I have learnt by heart the lesson of goodbyes
In bareheaded laments in the night.
Oxen chew, waiting lengthens,
The last hour of the watch in the city.
And I bow to ceremonial cock-crowing nights
When lifting their lading of grief for the journey
Eyes red with crying search the horizon
And singing of Muses blends with the weeping of women.
Who can know from the word 'goodbye'
What kind of separation lies before us,
Or what the cock's clamour promises
When a light burns in the acropolis
And in his stall the lazy ox chews:
Why the cock,
The herald of new life,
Beats on the city walls with his wings?
And I like the way of weaving:

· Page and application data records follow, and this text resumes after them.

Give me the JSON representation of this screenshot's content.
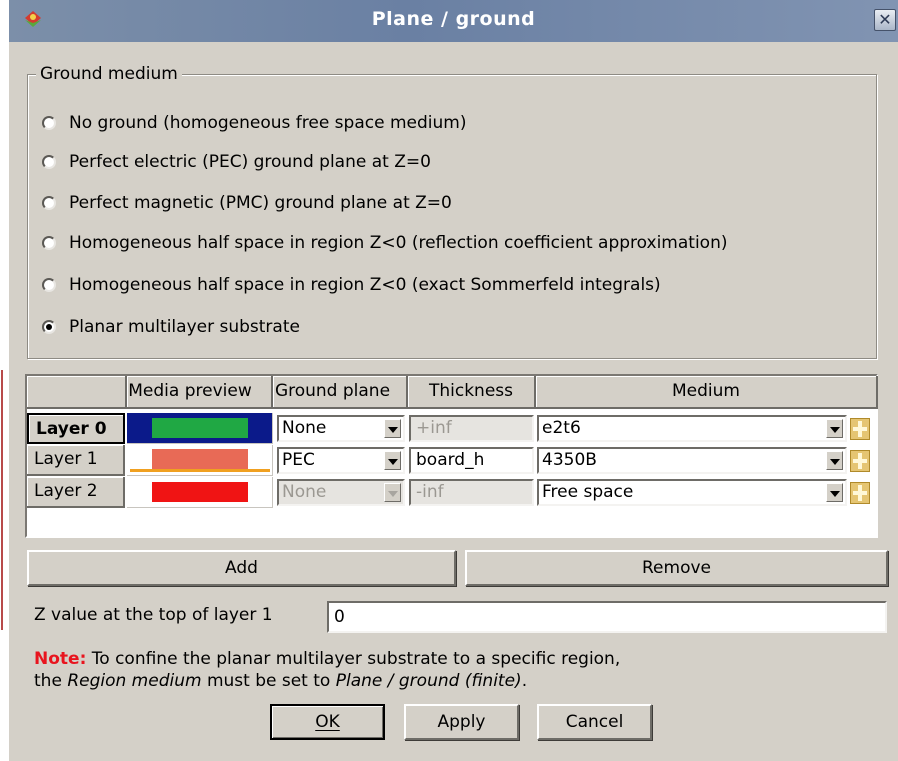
{
  "window": {
    "title": "Plane / ground",
    "close_glyph": "✕"
  },
  "ground_medium": {
    "group_title": "Ground medium",
    "options": [
      {
        "label": "No ground (homogeneous free space medium)",
        "checked": false
      },
      {
        "label": "Perfect electric (PEC) ground plane at Z=0",
        "checked": false
      },
      {
        "label": "Perfect magnetic (PMC) ground plane at Z=0",
        "checked": false
      },
      {
        "label": "Homogeneous half space in region Z<0 (reflection coefficient approximation)",
        "checked": false
      },
      {
        "label": "Homogeneous half space in region Z<0 (exact Sommerfeld integrals)",
        "checked": false
      },
      {
        "label": "Planar multilayer substrate",
        "checked": true
      }
    ]
  },
  "table": {
    "headers": [
      "Media preview",
      "Ground plane",
      "Thickness",
      "Medium"
    ],
    "rows": [
      {
        "name": "Layer 0",
        "preview_color": "#20a844",
        "preview_bg": "#0b1a8a",
        "ground_plane": "None",
        "thickness": "+inf",
        "medium": "e2t6"
      },
      {
        "name": "Layer 1",
        "preview_color": "#e86a56",
        "preview_bg": "#ffffff",
        "ground_plane": "PEC",
        "thickness": "board_h",
        "medium": "4350B"
      },
      {
        "name": "Layer 2",
        "preview_color": "#f01414",
        "preview_bg": "#ffffff",
        "ground_plane": "None",
        "thickness": "-inf",
        "medium": "Free space"
      }
    ]
  },
  "buttons": {
    "add": "Add",
    "remove": "Remove",
    "ok": "OK",
    "apply": "Apply",
    "cancel": "Cancel"
  },
  "z_value": {
    "label": "Z value at the top of layer 1",
    "value": "0"
  },
  "note": {
    "prefix": "Note:",
    "text1": " To confine the planar multilayer substrate to a specific region,",
    "text2a": "the ",
    "text2b": "Region medium",
    "text2c": " must be set to ",
    "text2d": "Plane / ground (finite)",
    "text2e": "."
  },
  "colors": {
    "titlebar": "#6a80a3",
    "dialog_bg": "#d4d0c8",
    "note_red": "#e8141e",
    "plus_gold": "#e5c572"
  },
  "icons": [
    "app-icon",
    "close-icon",
    "dropdown-arrow-icon",
    "add-medium-icon"
  ]
}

The shuttle comes and goes, the spindle hums,
And--flying to meet us like swan's down--
Look, barefooted Delia comes!
Oh how meagre the basis of life,
How threadbare the language of elysium!
Everything existed of old, everything recurs anew,
The flash of recognition is all that we welcome.
So be it: a translucent manikin
On a clean clay plate--
A squirrel's stretched-out skin:
Bent over the wax, a girl examines it.
Not for us to guess at Grecian Erebus:
For women wax, what bronze is for men.
On us our fate falls only in battles;
Their death they die in divination.

When Psyche, Who is Life, Descends Among The Shades
When Psyche, who is life, descends among she shades,
Following Persephone into half-transparent forest,
The blind swallow hurls itself at her feet
With Stygian affection and green twig.
Phantoms in a throng speed towards their new companion,
They meet the fugitive with lamentations.
In front of her they wring thin hands,
Perplexed with diffident expectations.
One holds out a mirror, another a phial of perfumes--
The soul likes trinkets, after all is feminine.
And dry complainings, like fine rain,
Sprinkle the leafless forest with transparent voices.
And not knowing what to do in this friendly hubbub,
The soul senses weight and size no longer.
She breathes on the mirror and is slow to hand over
The lozenge of copper to the master of the ferry.

Lightheartedly Take From The Palms Of My Hands
Lightheartedly take from the palm of my hands
A little sun, a little honey,
As Persphone's bees commanded us.
Not to be untied, the unmoored boat;
Not to be heard, fur-shod shadows;
Not to be silenced, life's thick terrors.
Now we have only kisses,
Bristly and crisp like bees,
Which die as they fly from the hive.
They rustle in transparent thickets of night,
Their homeland thick forest of Taigetos,
Their food--honeysuckle, mint, and time.
Lightheartedly take then my uncouth present:
This simple necklace, of dead, dried bees
Who once turned honey into sun.
Translations by James Greene